── Task inputs
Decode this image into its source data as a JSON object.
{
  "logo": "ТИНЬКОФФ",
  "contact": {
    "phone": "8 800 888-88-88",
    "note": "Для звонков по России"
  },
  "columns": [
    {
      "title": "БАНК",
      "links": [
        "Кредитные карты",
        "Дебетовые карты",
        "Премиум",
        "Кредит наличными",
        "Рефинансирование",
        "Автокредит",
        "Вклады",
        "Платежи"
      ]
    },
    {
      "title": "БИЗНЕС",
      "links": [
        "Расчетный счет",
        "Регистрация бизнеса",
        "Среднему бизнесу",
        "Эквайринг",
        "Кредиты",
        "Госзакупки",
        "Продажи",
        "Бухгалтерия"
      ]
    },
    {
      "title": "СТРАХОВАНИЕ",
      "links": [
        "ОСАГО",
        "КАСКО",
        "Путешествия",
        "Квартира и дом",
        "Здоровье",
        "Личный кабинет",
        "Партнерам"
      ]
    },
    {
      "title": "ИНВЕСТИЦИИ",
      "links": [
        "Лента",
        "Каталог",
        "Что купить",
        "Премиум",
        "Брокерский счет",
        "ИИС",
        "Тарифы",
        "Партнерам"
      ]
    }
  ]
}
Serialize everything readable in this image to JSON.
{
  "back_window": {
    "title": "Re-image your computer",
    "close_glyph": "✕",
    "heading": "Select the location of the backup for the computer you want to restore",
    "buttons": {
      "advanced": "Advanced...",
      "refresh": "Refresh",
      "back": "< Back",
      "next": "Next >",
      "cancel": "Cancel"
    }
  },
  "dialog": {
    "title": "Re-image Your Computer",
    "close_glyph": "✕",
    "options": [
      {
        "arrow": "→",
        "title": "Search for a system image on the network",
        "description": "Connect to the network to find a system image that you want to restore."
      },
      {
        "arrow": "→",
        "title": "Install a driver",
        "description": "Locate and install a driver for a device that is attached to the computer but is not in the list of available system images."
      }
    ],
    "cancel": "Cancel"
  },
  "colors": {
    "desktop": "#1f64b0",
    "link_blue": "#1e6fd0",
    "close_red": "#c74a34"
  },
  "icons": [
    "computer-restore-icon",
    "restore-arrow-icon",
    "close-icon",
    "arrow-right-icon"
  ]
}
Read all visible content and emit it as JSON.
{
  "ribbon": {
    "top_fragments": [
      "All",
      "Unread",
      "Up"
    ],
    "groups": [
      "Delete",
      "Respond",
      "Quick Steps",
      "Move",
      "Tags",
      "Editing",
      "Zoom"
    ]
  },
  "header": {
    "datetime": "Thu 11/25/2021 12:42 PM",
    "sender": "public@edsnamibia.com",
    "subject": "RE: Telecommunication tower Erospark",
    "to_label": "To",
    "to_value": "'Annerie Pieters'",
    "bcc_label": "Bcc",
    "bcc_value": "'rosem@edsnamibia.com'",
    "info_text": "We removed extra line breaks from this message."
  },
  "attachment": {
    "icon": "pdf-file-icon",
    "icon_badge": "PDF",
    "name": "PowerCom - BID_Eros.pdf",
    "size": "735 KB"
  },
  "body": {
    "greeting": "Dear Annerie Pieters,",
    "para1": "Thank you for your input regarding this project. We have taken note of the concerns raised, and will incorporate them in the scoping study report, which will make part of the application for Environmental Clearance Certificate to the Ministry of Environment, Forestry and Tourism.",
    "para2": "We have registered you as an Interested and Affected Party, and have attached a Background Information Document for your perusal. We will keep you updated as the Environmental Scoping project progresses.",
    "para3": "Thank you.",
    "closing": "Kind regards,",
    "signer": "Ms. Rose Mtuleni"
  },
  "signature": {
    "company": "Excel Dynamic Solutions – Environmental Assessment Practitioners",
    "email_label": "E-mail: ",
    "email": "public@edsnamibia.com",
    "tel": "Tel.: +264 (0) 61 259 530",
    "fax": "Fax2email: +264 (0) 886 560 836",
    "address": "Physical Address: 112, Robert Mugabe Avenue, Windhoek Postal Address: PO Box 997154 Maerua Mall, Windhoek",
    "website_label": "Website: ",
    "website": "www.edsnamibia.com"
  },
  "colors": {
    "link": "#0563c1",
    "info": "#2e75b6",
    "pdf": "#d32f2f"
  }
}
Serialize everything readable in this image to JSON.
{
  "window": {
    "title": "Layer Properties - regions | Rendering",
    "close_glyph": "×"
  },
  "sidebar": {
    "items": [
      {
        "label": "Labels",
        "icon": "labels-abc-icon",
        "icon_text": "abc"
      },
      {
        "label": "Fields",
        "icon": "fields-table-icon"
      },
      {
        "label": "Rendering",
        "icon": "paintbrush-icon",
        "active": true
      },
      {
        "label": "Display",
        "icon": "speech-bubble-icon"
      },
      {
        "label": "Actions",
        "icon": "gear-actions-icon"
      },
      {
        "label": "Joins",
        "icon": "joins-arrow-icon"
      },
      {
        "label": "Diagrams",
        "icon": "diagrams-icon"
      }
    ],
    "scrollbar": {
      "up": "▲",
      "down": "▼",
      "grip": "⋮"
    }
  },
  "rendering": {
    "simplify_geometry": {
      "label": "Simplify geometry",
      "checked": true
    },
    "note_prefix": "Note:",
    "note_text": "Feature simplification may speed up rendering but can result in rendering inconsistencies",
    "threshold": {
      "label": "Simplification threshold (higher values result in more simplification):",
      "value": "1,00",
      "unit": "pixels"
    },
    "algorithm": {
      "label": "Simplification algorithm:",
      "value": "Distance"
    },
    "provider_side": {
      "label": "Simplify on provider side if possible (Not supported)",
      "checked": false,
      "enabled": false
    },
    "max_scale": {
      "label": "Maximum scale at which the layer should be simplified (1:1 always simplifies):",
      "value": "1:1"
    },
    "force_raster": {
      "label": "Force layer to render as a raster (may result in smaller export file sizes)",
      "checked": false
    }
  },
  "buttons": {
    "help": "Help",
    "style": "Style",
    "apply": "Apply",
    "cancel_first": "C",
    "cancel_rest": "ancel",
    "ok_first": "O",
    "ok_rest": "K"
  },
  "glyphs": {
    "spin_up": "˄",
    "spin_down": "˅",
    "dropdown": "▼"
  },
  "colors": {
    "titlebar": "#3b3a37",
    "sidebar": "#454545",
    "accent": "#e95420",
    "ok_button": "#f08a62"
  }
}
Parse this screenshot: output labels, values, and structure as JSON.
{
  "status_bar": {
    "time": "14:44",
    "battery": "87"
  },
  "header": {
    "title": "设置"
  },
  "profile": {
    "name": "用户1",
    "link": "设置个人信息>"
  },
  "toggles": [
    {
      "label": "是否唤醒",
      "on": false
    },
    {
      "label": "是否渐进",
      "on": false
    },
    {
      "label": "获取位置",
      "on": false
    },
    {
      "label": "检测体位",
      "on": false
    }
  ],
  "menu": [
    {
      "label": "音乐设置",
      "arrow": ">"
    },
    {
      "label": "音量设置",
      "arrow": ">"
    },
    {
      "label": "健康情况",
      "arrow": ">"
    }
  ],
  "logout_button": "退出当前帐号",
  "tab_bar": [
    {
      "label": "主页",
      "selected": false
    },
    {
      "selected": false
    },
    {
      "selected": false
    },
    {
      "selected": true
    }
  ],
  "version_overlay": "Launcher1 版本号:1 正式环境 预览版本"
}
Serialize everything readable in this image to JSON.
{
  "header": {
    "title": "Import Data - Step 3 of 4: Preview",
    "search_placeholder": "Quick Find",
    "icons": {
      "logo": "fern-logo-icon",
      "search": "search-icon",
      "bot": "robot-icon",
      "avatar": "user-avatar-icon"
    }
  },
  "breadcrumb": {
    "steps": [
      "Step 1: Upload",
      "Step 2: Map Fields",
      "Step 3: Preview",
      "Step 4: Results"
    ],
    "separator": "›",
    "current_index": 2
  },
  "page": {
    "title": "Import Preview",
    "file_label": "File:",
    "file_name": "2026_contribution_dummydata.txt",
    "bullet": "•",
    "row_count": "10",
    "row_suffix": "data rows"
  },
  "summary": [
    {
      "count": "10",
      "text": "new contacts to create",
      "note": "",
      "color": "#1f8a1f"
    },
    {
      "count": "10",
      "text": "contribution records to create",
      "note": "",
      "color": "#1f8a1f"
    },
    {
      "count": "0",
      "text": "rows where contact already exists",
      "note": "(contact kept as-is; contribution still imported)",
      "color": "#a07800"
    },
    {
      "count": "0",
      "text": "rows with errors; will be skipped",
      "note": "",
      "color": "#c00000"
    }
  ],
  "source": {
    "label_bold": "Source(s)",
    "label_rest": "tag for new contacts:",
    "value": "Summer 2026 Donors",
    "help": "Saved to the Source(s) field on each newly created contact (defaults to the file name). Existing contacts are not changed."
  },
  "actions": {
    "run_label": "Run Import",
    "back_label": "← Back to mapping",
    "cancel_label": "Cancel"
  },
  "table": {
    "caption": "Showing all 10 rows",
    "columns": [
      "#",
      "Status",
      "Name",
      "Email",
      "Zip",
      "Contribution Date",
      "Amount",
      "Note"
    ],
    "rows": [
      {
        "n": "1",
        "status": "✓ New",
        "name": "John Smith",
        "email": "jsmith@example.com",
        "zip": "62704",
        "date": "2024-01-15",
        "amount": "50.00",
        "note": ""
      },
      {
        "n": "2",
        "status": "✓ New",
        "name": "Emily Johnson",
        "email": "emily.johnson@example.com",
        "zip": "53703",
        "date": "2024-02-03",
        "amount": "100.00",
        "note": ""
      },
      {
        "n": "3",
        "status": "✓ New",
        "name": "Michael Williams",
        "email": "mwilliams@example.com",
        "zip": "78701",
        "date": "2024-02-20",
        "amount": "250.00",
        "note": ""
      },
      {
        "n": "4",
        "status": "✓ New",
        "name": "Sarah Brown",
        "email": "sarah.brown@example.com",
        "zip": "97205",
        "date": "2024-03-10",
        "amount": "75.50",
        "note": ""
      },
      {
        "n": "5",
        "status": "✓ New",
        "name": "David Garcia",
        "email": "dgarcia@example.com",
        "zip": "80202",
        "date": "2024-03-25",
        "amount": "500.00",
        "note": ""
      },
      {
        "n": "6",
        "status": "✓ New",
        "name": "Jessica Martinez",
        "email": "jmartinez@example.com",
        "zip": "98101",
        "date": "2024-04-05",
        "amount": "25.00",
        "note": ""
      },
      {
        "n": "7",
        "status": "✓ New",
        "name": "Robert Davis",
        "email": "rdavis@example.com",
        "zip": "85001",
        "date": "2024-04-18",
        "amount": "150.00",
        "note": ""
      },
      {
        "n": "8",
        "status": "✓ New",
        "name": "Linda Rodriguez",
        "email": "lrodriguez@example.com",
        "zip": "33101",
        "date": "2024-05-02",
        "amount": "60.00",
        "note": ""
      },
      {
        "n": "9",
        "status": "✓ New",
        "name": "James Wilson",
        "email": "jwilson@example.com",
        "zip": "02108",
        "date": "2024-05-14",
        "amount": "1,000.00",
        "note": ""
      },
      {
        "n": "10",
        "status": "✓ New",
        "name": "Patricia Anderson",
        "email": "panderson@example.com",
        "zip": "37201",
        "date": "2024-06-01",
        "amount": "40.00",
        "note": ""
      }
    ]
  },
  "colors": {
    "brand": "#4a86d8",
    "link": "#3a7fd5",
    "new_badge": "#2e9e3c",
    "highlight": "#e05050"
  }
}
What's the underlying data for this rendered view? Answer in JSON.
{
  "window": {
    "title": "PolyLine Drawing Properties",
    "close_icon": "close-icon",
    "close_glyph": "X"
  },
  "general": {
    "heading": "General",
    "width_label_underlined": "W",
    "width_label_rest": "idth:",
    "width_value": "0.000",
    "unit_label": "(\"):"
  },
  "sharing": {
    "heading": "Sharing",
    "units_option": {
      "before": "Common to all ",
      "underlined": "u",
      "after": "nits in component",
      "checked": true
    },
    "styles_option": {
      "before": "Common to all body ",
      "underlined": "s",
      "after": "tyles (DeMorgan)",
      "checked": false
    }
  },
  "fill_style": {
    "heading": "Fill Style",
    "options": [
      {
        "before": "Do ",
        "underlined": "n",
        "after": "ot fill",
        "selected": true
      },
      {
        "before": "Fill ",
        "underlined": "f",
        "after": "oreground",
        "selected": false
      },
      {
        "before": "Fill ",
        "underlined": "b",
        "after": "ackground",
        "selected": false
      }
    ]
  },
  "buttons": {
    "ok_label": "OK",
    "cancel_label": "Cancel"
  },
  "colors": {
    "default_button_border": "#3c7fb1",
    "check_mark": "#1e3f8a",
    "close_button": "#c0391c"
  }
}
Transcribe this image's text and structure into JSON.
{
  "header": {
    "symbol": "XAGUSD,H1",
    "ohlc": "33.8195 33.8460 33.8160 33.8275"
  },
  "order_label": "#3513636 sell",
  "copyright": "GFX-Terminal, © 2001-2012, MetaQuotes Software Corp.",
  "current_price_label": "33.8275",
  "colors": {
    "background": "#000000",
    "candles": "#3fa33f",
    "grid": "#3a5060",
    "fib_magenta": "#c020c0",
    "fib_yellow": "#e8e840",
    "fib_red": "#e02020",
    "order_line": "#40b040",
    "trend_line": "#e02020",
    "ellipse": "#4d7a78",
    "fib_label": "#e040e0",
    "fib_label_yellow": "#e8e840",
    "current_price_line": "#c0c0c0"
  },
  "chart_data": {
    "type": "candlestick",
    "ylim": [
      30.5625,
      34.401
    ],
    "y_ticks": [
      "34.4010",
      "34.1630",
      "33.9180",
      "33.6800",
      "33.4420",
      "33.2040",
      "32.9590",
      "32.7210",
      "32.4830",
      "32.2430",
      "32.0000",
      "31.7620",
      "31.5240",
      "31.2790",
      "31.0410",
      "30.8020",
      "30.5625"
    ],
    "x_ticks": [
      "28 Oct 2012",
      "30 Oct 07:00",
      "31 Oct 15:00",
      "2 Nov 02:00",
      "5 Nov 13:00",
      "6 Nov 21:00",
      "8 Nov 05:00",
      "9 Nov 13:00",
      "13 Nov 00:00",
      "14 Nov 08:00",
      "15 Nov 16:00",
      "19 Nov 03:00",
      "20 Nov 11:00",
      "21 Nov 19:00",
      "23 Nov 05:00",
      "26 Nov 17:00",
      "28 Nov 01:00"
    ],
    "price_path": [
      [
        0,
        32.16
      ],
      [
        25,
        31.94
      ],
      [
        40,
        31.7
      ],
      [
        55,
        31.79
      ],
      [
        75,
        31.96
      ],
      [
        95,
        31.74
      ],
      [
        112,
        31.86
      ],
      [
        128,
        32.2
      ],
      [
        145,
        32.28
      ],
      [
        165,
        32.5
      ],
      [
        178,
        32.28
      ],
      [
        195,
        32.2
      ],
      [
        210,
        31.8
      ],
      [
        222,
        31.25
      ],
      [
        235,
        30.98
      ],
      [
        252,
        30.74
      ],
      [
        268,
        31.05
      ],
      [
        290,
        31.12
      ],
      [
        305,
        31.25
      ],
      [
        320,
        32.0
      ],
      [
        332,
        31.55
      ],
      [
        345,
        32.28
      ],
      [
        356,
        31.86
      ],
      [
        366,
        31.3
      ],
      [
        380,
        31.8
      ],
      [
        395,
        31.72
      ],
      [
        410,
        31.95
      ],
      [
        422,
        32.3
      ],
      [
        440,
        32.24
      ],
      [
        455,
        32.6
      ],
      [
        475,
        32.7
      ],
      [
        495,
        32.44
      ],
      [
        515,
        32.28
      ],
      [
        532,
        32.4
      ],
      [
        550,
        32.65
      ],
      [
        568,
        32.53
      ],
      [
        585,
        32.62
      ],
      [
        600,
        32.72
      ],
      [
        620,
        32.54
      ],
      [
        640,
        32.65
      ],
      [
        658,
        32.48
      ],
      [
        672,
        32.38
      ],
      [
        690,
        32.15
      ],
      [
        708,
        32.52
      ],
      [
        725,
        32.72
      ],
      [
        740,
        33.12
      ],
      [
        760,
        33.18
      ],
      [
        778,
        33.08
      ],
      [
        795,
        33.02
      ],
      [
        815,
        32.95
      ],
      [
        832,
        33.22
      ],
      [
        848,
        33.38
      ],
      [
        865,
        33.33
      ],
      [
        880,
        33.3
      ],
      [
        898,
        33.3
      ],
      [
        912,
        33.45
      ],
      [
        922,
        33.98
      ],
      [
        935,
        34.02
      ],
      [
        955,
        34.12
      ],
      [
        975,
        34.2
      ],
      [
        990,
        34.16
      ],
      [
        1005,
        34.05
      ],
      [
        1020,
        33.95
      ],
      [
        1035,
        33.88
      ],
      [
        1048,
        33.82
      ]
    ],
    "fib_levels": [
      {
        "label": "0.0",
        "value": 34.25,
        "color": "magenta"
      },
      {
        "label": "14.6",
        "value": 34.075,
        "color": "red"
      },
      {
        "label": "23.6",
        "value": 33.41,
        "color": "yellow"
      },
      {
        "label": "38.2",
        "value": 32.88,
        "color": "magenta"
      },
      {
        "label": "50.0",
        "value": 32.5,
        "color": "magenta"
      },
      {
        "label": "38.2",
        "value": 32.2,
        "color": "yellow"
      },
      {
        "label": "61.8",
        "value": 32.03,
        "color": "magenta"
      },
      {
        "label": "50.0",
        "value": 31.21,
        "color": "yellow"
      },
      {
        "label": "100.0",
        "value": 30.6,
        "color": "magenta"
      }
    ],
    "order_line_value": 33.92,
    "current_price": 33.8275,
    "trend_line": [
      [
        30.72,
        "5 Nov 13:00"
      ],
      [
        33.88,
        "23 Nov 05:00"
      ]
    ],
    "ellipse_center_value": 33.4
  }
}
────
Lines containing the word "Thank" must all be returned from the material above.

» **Completed task**
    "para1": "Thank you for your input regarding this project. We have taken note of the concerns raised, and will incorporate them in the scoping study report, which will make part of the application for Environmental Clearance Certificate to the Ministry of Environment, Forestry and Tourism.",
    "para3": "Thank you.",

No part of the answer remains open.